[Excerpted data]

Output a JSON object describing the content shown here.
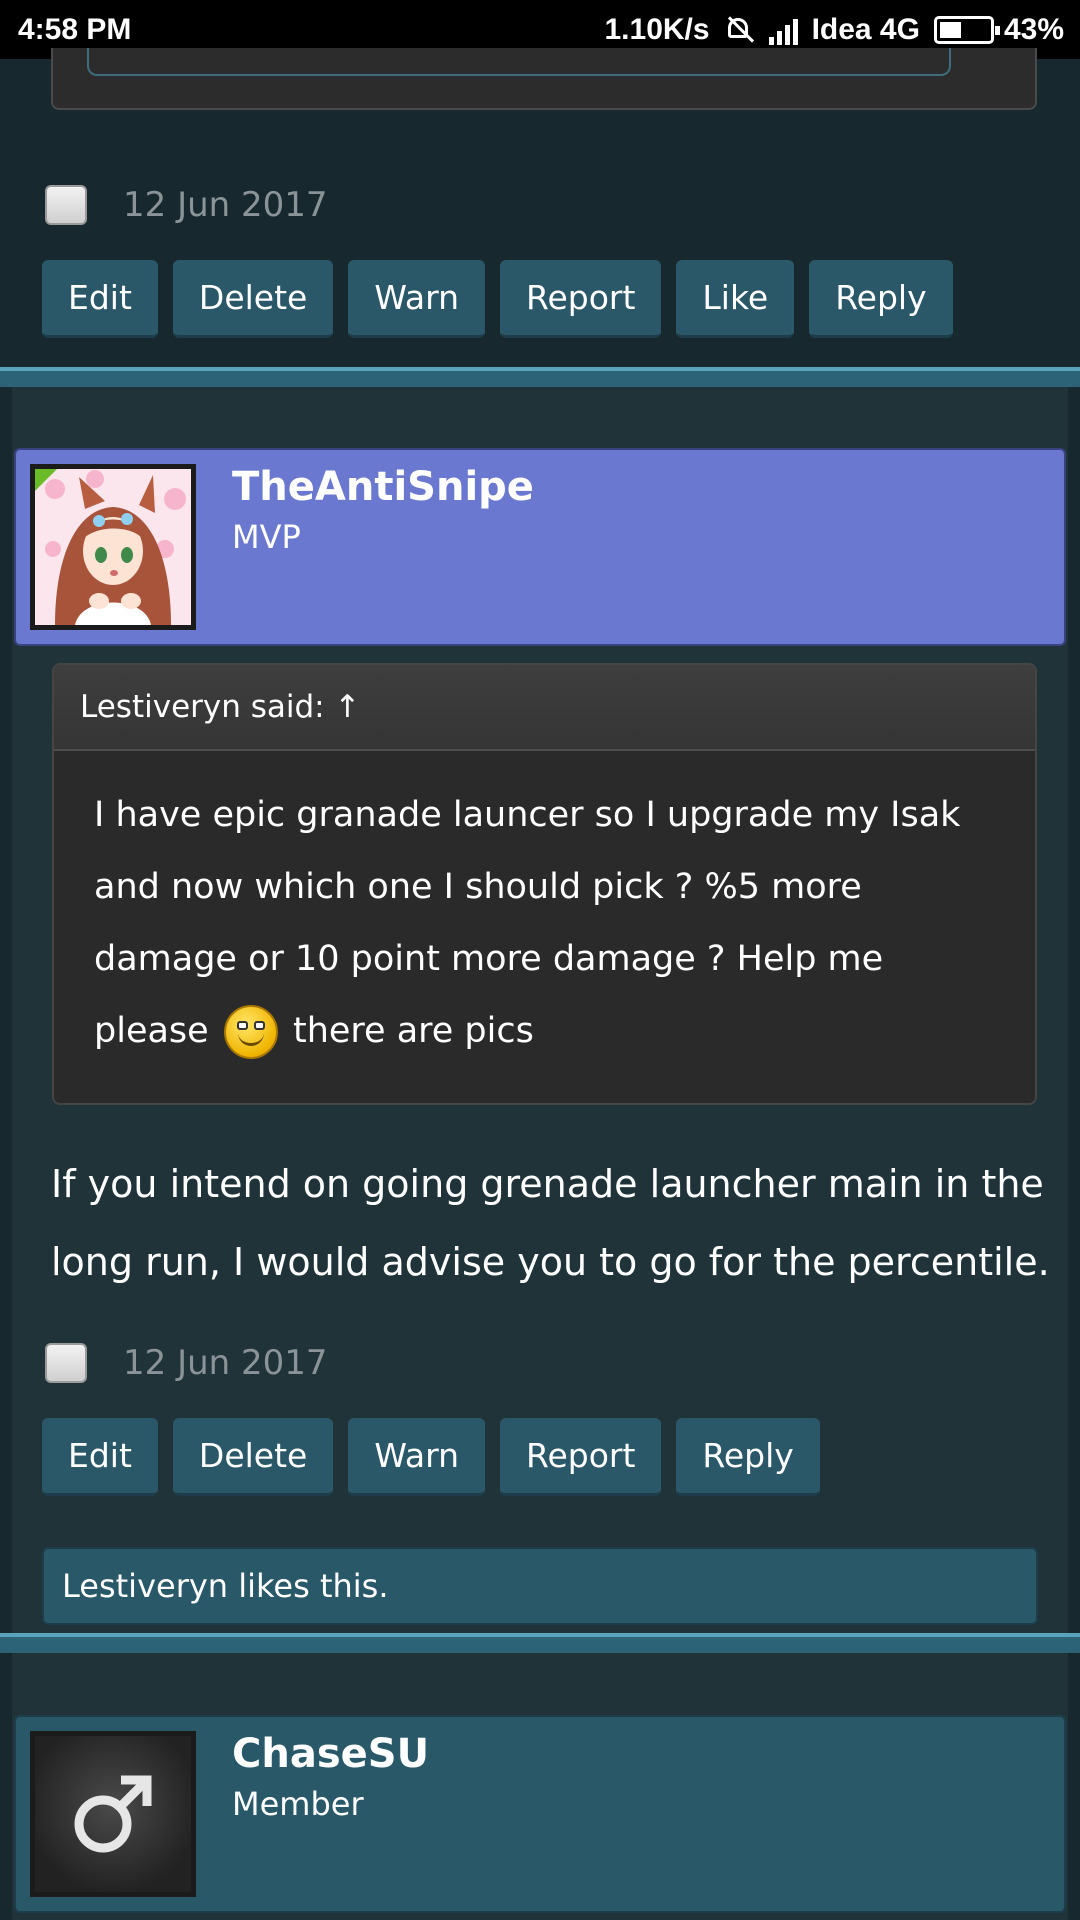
{
  "status_bar": {
    "time": "4:58 PM",
    "speed": "1.10K/s",
    "carrier": "Idea 4G",
    "battery": "43%",
    "battery_level": 0.43
  },
  "post1": {
    "date": "12 Jun 2017",
    "actions": [
      "Edit",
      "Delete",
      "Warn",
      "Report",
      "Like",
      "Reply"
    ]
  },
  "post2": {
    "username": "TheAntiSnipe",
    "user_title": "MVP",
    "quote": {
      "author_line": "Lestiveryn said: ↑",
      "text_before": "I have epic granade launcer so I upgrade my Isak and now which one I should pick ? %5 more damage or 10 point more damage ? Help me please",
      "text_after": "there are pics",
      "smiley": "smiley-icon"
    },
    "body": "If you intend on going grenade launcher main in the long run, I would advise you to go for the percentile.",
    "date": "12 Jun 2017",
    "actions": [
      "Edit",
      "Delete",
      "Warn",
      "Report",
      "Reply"
    ],
    "likes": "Lestiveryn likes this."
  },
  "post3": {
    "username": "ChaseSU",
    "user_title": "Member",
    "avatar_icon": "male-symbol-icon"
  },
  "colors": {
    "background": "#17292f",
    "button": "#2b5869",
    "mvp_bar": "#6a78cf",
    "divider": "#2c6377"
  }
}
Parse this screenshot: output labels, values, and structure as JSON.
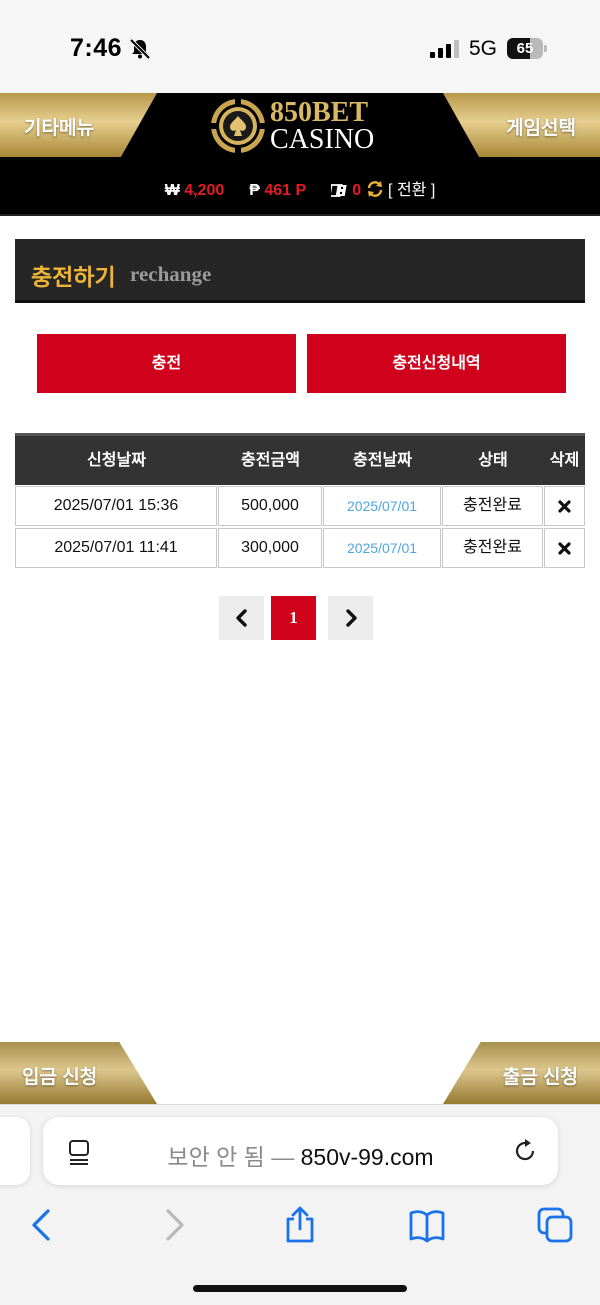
{
  "status_bar": {
    "time": "7:46",
    "network": "5G",
    "battery": "65",
    "battery_level": 0.65
  },
  "header": {
    "left_menu": "기타메뉴",
    "right_menu": "게임선택",
    "logo_line1": "850BET",
    "logo_line2": "CASINO",
    "gold_color": "#d9b864"
  },
  "balance": {
    "won_symbol": "₩",
    "won_value": "4,200",
    "point_symbol": "₱",
    "point_value": "461 P",
    "chip_value": "0",
    "convert_label": "[ 전환 ]"
  },
  "section": {
    "title_ko": "충전하기",
    "title_en": "rechange",
    "accent_color": "#f0b537"
  },
  "actions": {
    "charge_label": "충전",
    "history_label": "충전신청내역",
    "button_color": "#d0021b"
  },
  "table": {
    "headers": [
      "신청날짜",
      "충전금액",
      "충전날짜",
      "상태",
      "삭제"
    ],
    "rows": [
      {
        "request_date": "2025/07/01 15:36",
        "amount": "500,000",
        "charge_date": "2025/07/01",
        "status": "충전완료"
      },
      {
        "request_date": "2025/07/01 11:41",
        "amount": "300,000",
        "charge_date": "2025/07/01",
        "status": "충전완료"
      }
    ]
  },
  "pagination": {
    "current_page": "1"
  },
  "floating_tabs": {
    "deposit_label": "입금 신청",
    "withdraw_label": "출금 신청"
  },
  "browser": {
    "security_label": "보안 안 됨 — ",
    "host": "850v-99.com"
  }
}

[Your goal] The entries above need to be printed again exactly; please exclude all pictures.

[Reply]
Output a JSON object describing the content shown here.
{
  "status_bar": {
    "time": "4:58 PM",
    "speed": "1.10K/s",
    "carrier": "Idea 4G",
    "battery": "43%",
    "battery_level": 0.43
  },
  "post1": {
    "date": "12 Jun 2017",
    "actions": [
      "Edit",
      "Delete",
      "Warn",
      "Report",
      "Like",
      "Reply"
    ]
  },
  "post2": {
    "username": "TheAntiSnipe",
    "user_title": "MVP",
    "quote": {
      "author_line": "Lestiveryn said: ↑",
      "text_before": "I have epic granade launcer so I upgrade my Isak and now which one I should pick ? %5 more damage or 10 point more damage ? Help me please",
      "text_after": "there are pics",
      "smiley": "smiley-icon"
    },
    "body": "If you intend on going grenade launcher main in the long run, I would advise you to go for the percentile.",
    "date": "12 Jun 2017",
    "actions": [
      "Edit",
      "Delete",
      "Warn",
      "Report",
      "Reply"
    ],
    "likes": "Lestiveryn likes this."
  },
  "post3": {
    "username": "ChaseSU",
    "user_title": "Member",
    "avatar_icon": "male-symbol-icon"
  },
  "colors": {
    "background": "#17292f",
    "button": "#2b5869",
    "mvp_bar": "#6a78cf",
    "divider": "#2c6377"
  }
}
Parse this screenshot: output labels, values, and structure as JSON.
{
  "status_bar": {
    "time": "7:46",
    "network": "5G",
    "battery": "65",
    "battery_level": 0.65
  },
  "header": {
    "left_menu": "기타메뉴",
    "right_menu": "게임선택",
    "logo_line1": "850BET",
    "logo_line2": "CASINO",
    "gold_color": "#d9b864"
  },
  "balance": {
    "won_symbol": "₩",
    "won_value": "4,200",
    "point_symbol": "₱",
    "point_value": "461 P",
    "chip_value": "0",
    "convert_label": "[ 전환 ]"
  },
  "section": {
    "title_ko": "충전하기",
    "title_en": "rechange",
    "accent_color": "#f0b537"
  },
  "actions": {
    "charge_label": "충전",
    "history_label": "충전신청내역",
    "button_color": "#d0021b"
  },
  "table": {
    "headers": [
      "신청날짜",
      "충전금액",
      "충전날짜",
      "상태",
      "삭제"
    ],
    "rows": [
      {
        "request_date": "2025/07/01 15:36",
        "amount": "500,000",
        "charge_date": "2025/07/01",
        "status": "충전완료"
      },
      {
        "request_date": "2025/07/01 11:41",
        "amount": "300,000",
        "charge_date": "2025/07/01",
        "status": "충전완료"
      }
    ]
  },
  "pagination": {
    "current_page": "1"
  },
  "floating_tabs": {
    "deposit_label": "입금 신청",
    "withdraw_label": "출금 신청"
  },
  "browser": {
    "security_label": "보안 안 됨 — ",
    "host": "850v-99.com"
  }
}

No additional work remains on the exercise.